## AIM OF THE EXERCISE
Without copying the images, write out all the entries below verbatim.

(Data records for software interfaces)
== == ==

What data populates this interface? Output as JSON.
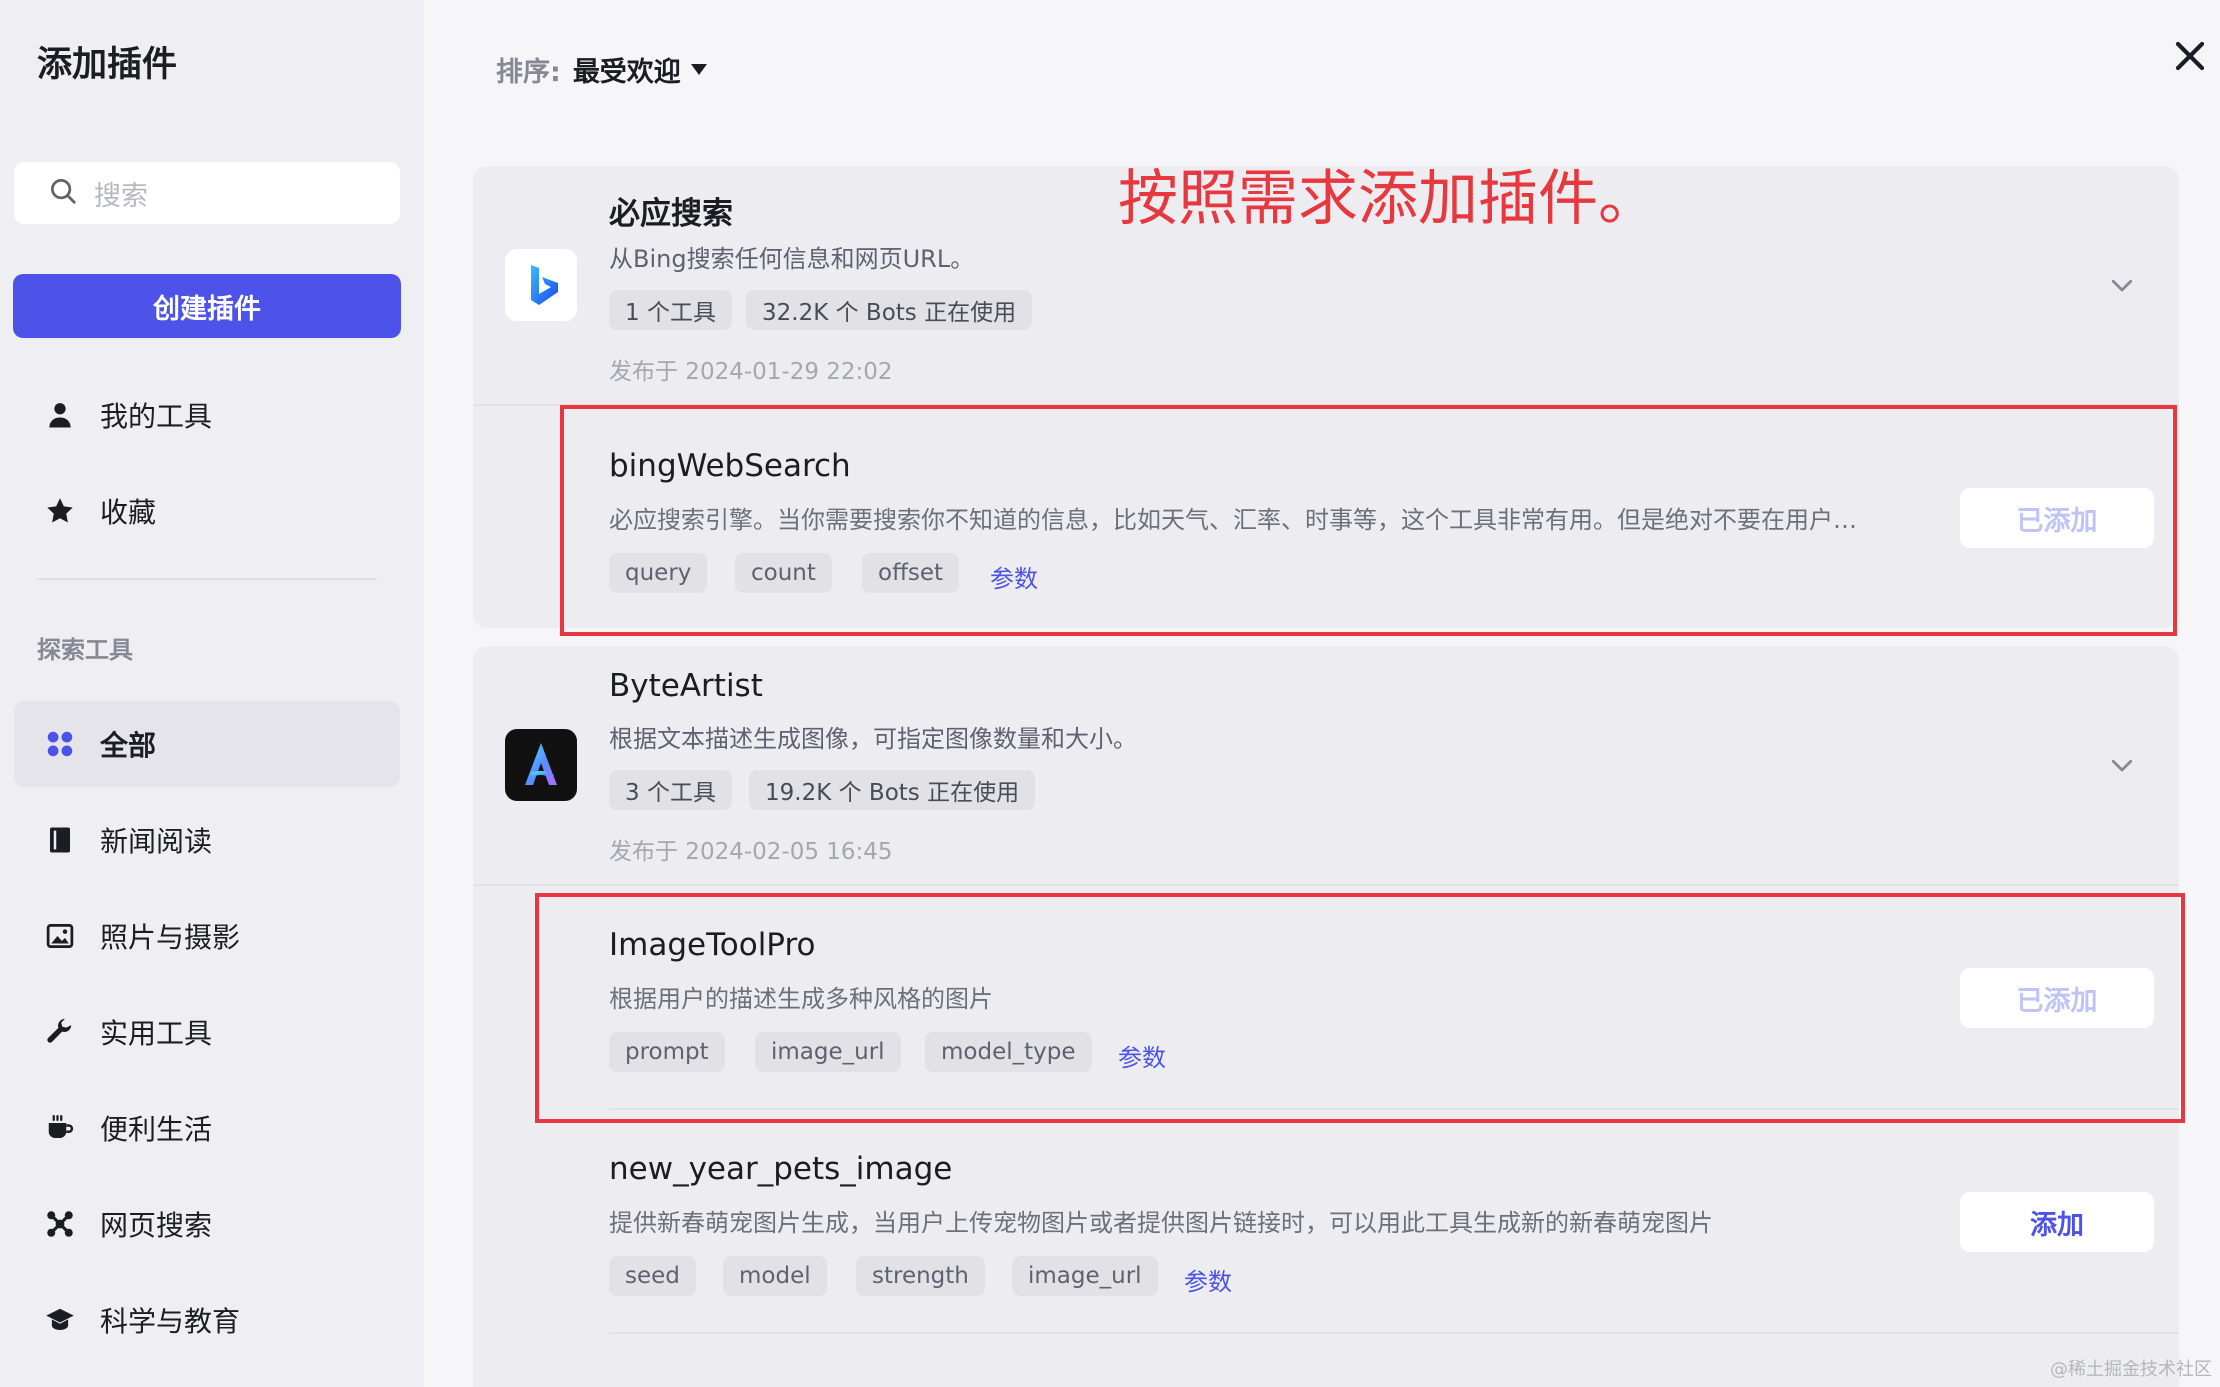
{
  "sidebar": {
    "title": "添加插件",
    "search_placeholder": "搜索",
    "create_button": "创建插件",
    "my_items": [
      {
        "label": "我的工具",
        "icon": "person-icon"
      },
      {
        "label": "收藏",
        "icon": "star-icon"
      }
    ],
    "explore_label": "探索工具",
    "categories": [
      {
        "label": "全部",
        "icon": "grid-icon",
        "active": true
      },
      {
        "label": "新闻阅读",
        "icon": "book-icon"
      },
      {
        "label": "照片与摄影",
        "icon": "image-icon"
      },
      {
        "label": "实用工具",
        "icon": "wrench-icon"
      },
      {
        "label": "便利生活",
        "icon": "cup-icon"
      },
      {
        "label": "网页搜索",
        "icon": "network-icon"
      },
      {
        "label": "科学与教育",
        "icon": "graduation-cap-icon"
      }
    ]
  },
  "sort": {
    "label": "排序:",
    "value": "最受欢迎"
  },
  "annotation": "按照需求添加插件。",
  "plugins": [
    {
      "name": "必应搜索",
      "description": "从Bing搜索任何信息和网页URL。",
      "tools_count": "1 个工具",
      "usage": "32.2K 个 Bots 正在使用",
      "published": "发布于 2024-01-29 22:02",
      "tools": [
        {
          "name": "bingWebSearch",
          "description": "必应搜索引擎。当你需要搜索你不知道的信息，比如天气、汇率、时事等，这个工具非常有用。但是绝对不要在用户想...",
          "params": [
            "query",
            "count",
            "offset"
          ],
          "params_link": "参数",
          "button": "已添加"
        }
      ]
    },
    {
      "name": "ByteArtist",
      "description": "根据文本描述生成图像，可指定图像数量和大小。",
      "tools_count": "3 个工具",
      "usage": "19.2K 个 Bots 正在使用",
      "published": "发布于 2024-02-05 16:45",
      "tools": [
        {
          "name": "ImageToolPro",
          "description": "根据用户的描述生成多种风格的图片",
          "params": [
            "prompt",
            "image_url",
            "model_type"
          ],
          "params_link": "参数",
          "button": "已添加"
        },
        {
          "name": "new_year_pets_image",
          "description": "提供新春萌宠图片生成，当用户上传宠物图片或者提供图片链接时，可以用此工具生成新的新春萌宠图片",
          "params": [
            "seed",
            "model",
            "strength",
            "image_url"
          ],
          "params_link": "参数",
          "button": "添加"
        }
      ]
    }
  ],
  "watermark": "@稀土掘金技术社区",
  "colors": {
    "accent": "#4d53e8",
    "highlight": "#e6383e"
  }
}
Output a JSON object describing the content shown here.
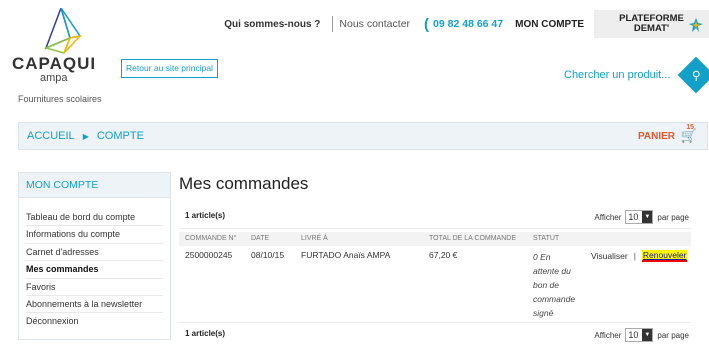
{
  "header": {
    "brand_name": "CAPAQUI",
    "brand_sub": "ampa",
    "tagline": "Fournitures scolaires",
    "nav_who": "Qui sommes-nous ?",
    "nav_contact": "Nous contacter",
    "nav_phone": "09 82 48 66 47",
    "nav_account": "MON COMPTE",
    "platform_line1": "PLATEFORME",
    "platform_line2": "DEMAT'",
    "back_link": "Retour au site principal",
    "search_label": "Chercher un produit..."
  },
  "breadcrumb": {
    "home": "ACCUEIL",
    "current": "COMPTE",
    "cart_label": "PANIER",
    "cart_count": "15"
  },
  "sidebar": {
    "title": "MON COMPTE",
    "items": [
      {
        "label": "Tableau de bord du compte"
      },
      {
        "label": "Informations du compte"
      },
      {
        "label": "Carnet d'adresses"
      },
      {
        "label": "Mes commandes"
      },
      {
        "label": "Favoris"
      },
      {
        "label": "Abonnements à la newsletter"
      },
      {
        "label": "Déconnexion"
      }
    ]
  },
  "main": {
    "title": "Mes commandes",
    "count_text": "1 article(s)",
    "show_label": "Afficher",
    "per_page_value": "10",
    "per_page_label": "par page",
    "columns": [
      "COMMANDE N°",
      "DATE",
      "LIVRÉ À",
      "TOTAL DE LA COMMANDE",
      "STATUT"
    ],
    "orders": [
      {
        "number": "2500000245",
        "date": "08/10/15",
        "ship_to": "FURTADO Anaïs AMPA",
        "total": "67,20 €",
        "status_lines": [
          "0 En",
          "attente du",
          "bon de",
          "commande",
          "signé"
        ],
        "view_label": "Visualiser",
        "reorder_label": "Renouveler"
      }
    ]
  },
  "colors": {
    "accent": "#12a0c9",
    "cart": "#e2582b",
    "highlight": "#fff400"
  }
}
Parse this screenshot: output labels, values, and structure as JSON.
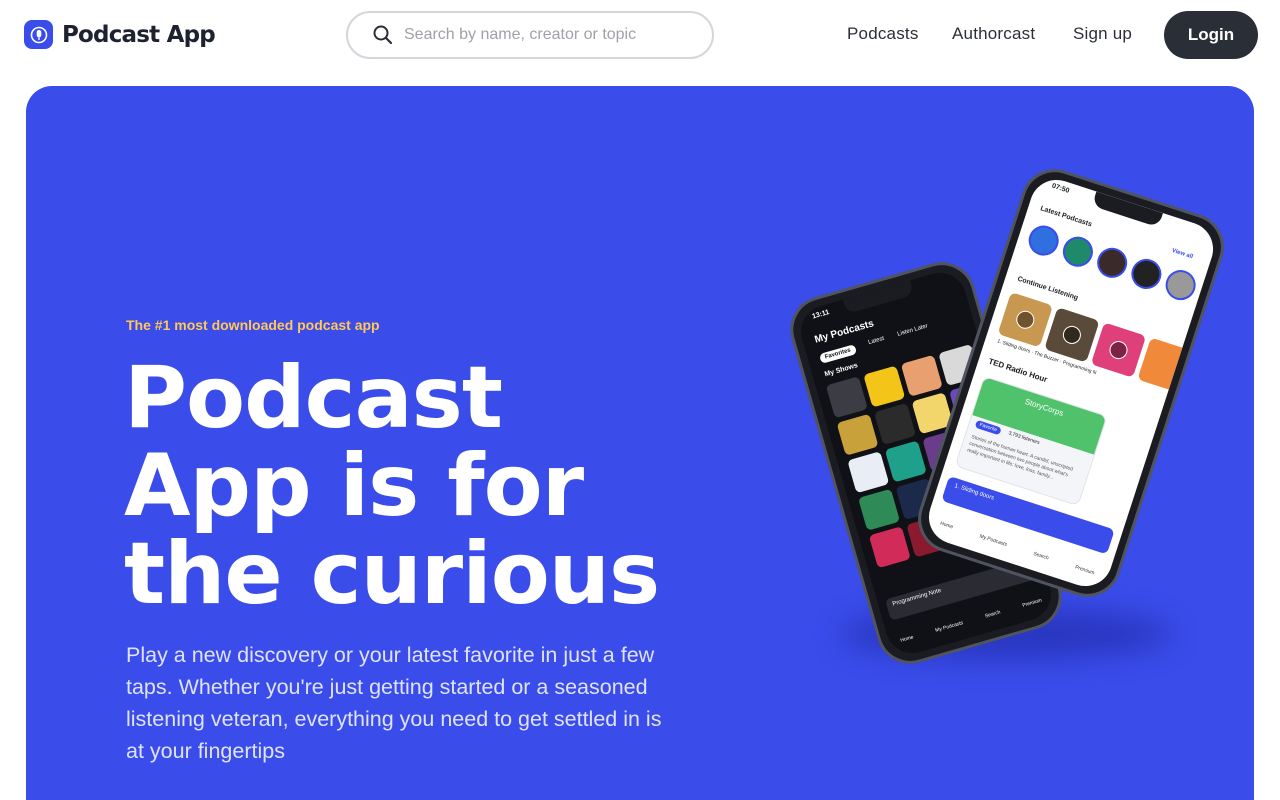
{
  "header": {
    "brand": "Podcast App",
    "search": {
      "placeholder": "Search by name, creator or topic"
    },
    "nav": [
      "Podcasts",
      "Authorcast",
      "Sign up"
    ],
    "login_label": "Login"
  },
  "hero": {
    "eyebrow": "The #1 most downloaded podcast app",
    "headline": "Podcast App is for the curious",
    "description": "Play a new discovery or your latest favorite in just a few taps. Whether you're just getting started or a seasoned listening veteran, everything you need to get settled in is at your fingertips"
  },
  "phone_back": {
    "time": "13:11",
    "title": "My Podcasts",
    "tabs": [
      "Favorites",
      "Latest",
      "Listen Later"
    ],
    "section": "My Shows",
    "player_title": "Programming Note",
    "tabbar": [
      "Home",
      "My Podcasts",
      "Search",
      "Premium"
    ]
  },
  "phone_front": {
    "time": "07:50",
    "section_latest": "Latest Podcasts",
    "view_all": "View all",
    "section_continue": "Continue Listening",
    "episodes": [
      "1. Sliding doors",
      "The Buzzer",
      "Programming N"
    ],
    "channel": "TED Radio Hour",
    "card_title": "StoryCorps",
    "card_button": "Favorite",
    "card_count": "3,793 listeners",
    "card_text": "Stories of the human heart. A candid, unscripted conversation between two people about what's really important in life: love, loss, family...",
    "player_title": "1. Sliding doors",
    "tabbar": [
      "Home",
      "My Podcasts",
      "Search",
      "Premium"
    ]
  },
  "colors": {
    "accent": "#3a4cea",
    "eyebrow": "#ffc857",
    "login_bg": "#2a2f37"
  },
  "icons": [
    "microphone-logo-icon",
    "search-icon"
  ]
}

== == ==

## EXERCISE OUTPUT
What data populates this interface? Output as JSON.
{
  "sidebar": {
    "title": "添加插件",
    "search_placeholder": "搜索",
    "create_button": "创建插件",
    "my_items": [
      {
        "label": "我的工具",
        "icon": "person-icon"
      },
      {
        "label": "收藏",
        "icon": "star-icon"
      }
    ],
    "explore_label": "探索工具",
    "categories": [
      {
        "label": "全部",
        "icon": "grid-icon",
        "active": true
      },
      {
        "label": "新闻阅读",
        "icon": "book-icon"
      },
      {
        "label": "照片与摄影",
        "icon": "image-icon"
      },
      {
        "label": "实用工具",
        "icon": "wrench-icon"
      },
      {
        "label": "便利生活",
        "icon": "cup-icon"
      },
      {
        "label": "网页搜索",
        "icon": "network-icon"
      },
      {
        "label": "科学与教育",
        "icon": "graduation-cap-icon"
      }
    ]
  },
  "sort": {
    "label": "排序:",
    "value": "最受欢迎"
  },
  "annotation": "按照需求添加插件。",
  "plugins": [
    {
      "name": "必应搜索",
      "description": "从Bing搜索任何信息和网页URL。",
      "tools_count": "1 个工具",
      "usage": "32.2K 个 Bots 正在使用",
      "published": "发布于 2024-01-29 22:02",
      "tools": [
        {
          "name": "bingWebSearch",
          "description": "必应搜索引擎。当你需要搜索你不知道的信息，比如天气、汇率、时事等，这个工具非常有用。但是绝对不要在用户想...",
          "params": [
            "query",
            "count",
            "offset"
          ],
          "params_link": "参数",
          "button": "已添加"
        }
      ]
    },
    {
      "name": "ByteArtist",
      "description": "根据文本描述生成图像，可指定图像数量和大小。",
      "tools_count": "3 个工具",
      "usage": "19.2K 个 Bots 正在使用",
      "published": "发布于 2024-02-05 16:45",
      "tools": [
        {
          "name": "ImageToolPro",
          "description": "根据用户的描述生成多种风格的图片",
          "params": [
            "prompt",
            "image_url",
            "model_type"
          ],
          "params_link": "参数",
          "button": "已添加"
        },
        {
          "name": "new_year_pets_image",
          "description": "提供新春萌宠图片生成，当用户上传宠物图片或者提供图片链接时，可以用此工具生成新的新春萌宠图片",
          "params": [
            "seed",
            "model",
            "strength",
            "image_url"
          ],
          "params_link": "参数",
          "button": "添加"
        }
      ]
    }
  ],
  "watermark": "@稀土掘金技术社区",
  "colors": {
    "accent": "#4d53e8",
    "highlight": "#e6383e"
  }
}
Output a JSON object describing the content shown here.
{
  "header": {
    "brand_name": "CAPAQUI",
    "brand_sub": "ampa",
    "tagline": "Fournitures scolaires",
    "nav_who": "Qui sommes-nous ?",
    "nav_contact": "Nous contacter",
    "nav_phone": "09 82 48 66 47",
    "nav_account": "MON COMPTE",
    "platform_line1": "PLATEFORME",
    "platform_line2": "DEMAT'",
    "back_link": "Retour au site principal",
    "search_label": "Chercher un produit..."
  },
  "breadcrumb": {
    "home": "ACCUEIL",
    "current": "COMPTE",
    "cart_label": "PANIER",
    "cart_count": "15"
  },
  "sidebar": {
    "title": "MON COMPTE",
    "items": [
      {
        "label": "Tableau de bord du compte"
      },
      {
        "label": "Informations du compte"
      },
      {
        "label": "Carnet d'adresses"
      },
      {
        "label": "Mes commandes"
      },
      {
        "label": "Favoris"
      },
      {
        "label": "Abonnements à la newsletter"
      },
      {
        "label": "Déconnexion"
      }
    ]
  },
  "main": {
    "title": "Mes commandes",
    "count_text": "1 article(s)",
    "show_label": "Afficher",
    "per_page_value": "10",
    "per_page_label": "par page",
    "columns": [
      "COMMANDE N°",
      "DATE",
      "LIVRÉ À",
      "TOTAL DE LA COMMANDE",
      "STATUT"
    ],
    "orders": [
      {
        "number": "2500000245",
        "date": "08/10/15",
        "ship_to": "FURTADO Anaïs AMPA",
        "total": "67,20 €",
        "status_lines": [
          "0 En",
          "attente du",
          "bon de",
          "commande",
          "signé"
        ],
        "view_label": "Visualiser",
        "reorder_label": "Renouveler"
      }
    ]
  },
  "colors": {
    "accent": "#12a0c9",
    "cart": "#e2582b",
    "highlight": "#fff400"
  }
}
Parse this screenshot: output labels, values, and structure as JSON.
{
  "header": {
    "brand": "Podcast App",
    "search": {
      "placeholder": "Search by name, creator or topic"
    },
    "nav": [
      "Podcasts",
      "Authorcast",
      "Sign up"
    ],
    "login_label": "Login"
  },
  "hero": {
    "eyebrow": "The #1 most downloaded podcast app",
    "headline": "Podcast App is for the curious",
    "description": "Play a new discovery or your latest favorite in just a few taps. Whether you're just getting started or a seasoned listening veteran, everything you need to get settled in is at your fingertips"
  },
  "phone_back": {
    "time": "13:11",
    "title": "My Podcasts",
    "tabs": [
      "Favorites",
      "Latest",
      "Listen Later"
    ],
    "section": "My Shows",
    "player_title": "Programming Note",
    "tabbar": [
      "Home",
      "My Podcasts",
      "Search",
      "Premium"
    ]
  },
  "phone_front": {
    "time": "07:50",
    "section_latest": "Latest Podcasts",
    "view_all": "View all",
    "section_continue": "Continue Listening",
    "episodes": [
      "1. Sliding doors",
      "The Buzzer",
      "Programming N"
    ],
    "channel": "TED Radio Hour",
    "card_title": "StoryCorps",
    "card_button": "Favorite",
    "card_count": "3,793 listeners",
    "card_text": "Stories of the human heart. A candid, unscripted conversation between two people about what's really important in life: love, loss, family...",
    "player_title": "1. Sliding doors",
    "tabbar": [
      "Home",
      "My Podcasts",
      "Search",
      "Premium"
    ]
  },
  "colors": {
    "accent": "#3a4cea",
    "eyebrow": "#ffc857",
    "login_bg": "#2a2f37"
  },
  "icons": [
    "microphone-logo-icon",
    "search-icon"
  ]
}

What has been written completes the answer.